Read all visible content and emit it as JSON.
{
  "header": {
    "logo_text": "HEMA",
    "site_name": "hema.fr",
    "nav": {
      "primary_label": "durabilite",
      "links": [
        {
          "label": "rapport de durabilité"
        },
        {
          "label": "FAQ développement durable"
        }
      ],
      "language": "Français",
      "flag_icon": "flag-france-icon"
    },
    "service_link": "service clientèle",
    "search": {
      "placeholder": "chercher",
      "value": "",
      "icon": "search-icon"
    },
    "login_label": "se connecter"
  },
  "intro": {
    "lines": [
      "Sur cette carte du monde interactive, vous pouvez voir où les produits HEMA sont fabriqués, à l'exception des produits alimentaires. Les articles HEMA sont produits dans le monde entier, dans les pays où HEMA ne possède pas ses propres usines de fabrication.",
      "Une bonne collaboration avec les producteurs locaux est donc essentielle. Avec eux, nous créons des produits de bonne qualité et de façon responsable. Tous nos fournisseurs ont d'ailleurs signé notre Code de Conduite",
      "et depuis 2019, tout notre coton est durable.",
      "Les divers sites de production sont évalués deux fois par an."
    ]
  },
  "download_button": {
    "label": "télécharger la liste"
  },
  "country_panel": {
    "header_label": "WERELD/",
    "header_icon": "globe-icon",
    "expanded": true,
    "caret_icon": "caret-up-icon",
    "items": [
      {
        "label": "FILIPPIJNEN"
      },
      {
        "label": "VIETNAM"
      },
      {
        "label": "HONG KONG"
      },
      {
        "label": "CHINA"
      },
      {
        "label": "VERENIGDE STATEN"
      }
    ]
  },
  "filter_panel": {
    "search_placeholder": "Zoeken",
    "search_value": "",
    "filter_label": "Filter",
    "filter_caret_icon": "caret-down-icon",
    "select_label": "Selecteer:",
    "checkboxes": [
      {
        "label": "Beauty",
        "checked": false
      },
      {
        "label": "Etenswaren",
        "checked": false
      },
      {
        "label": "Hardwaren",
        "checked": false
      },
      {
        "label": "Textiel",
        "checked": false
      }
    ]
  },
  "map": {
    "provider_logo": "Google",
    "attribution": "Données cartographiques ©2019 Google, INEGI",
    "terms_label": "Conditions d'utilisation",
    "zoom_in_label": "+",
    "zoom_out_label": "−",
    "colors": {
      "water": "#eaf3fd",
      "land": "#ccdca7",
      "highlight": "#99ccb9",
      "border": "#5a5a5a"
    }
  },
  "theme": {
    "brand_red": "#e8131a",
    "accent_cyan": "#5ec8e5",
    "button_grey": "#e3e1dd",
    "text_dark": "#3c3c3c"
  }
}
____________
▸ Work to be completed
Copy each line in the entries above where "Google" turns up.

▸ Written answer
    "provider_logo": "Google",
    "attribution": "Données cartographiques ©2019 Google, INEGI",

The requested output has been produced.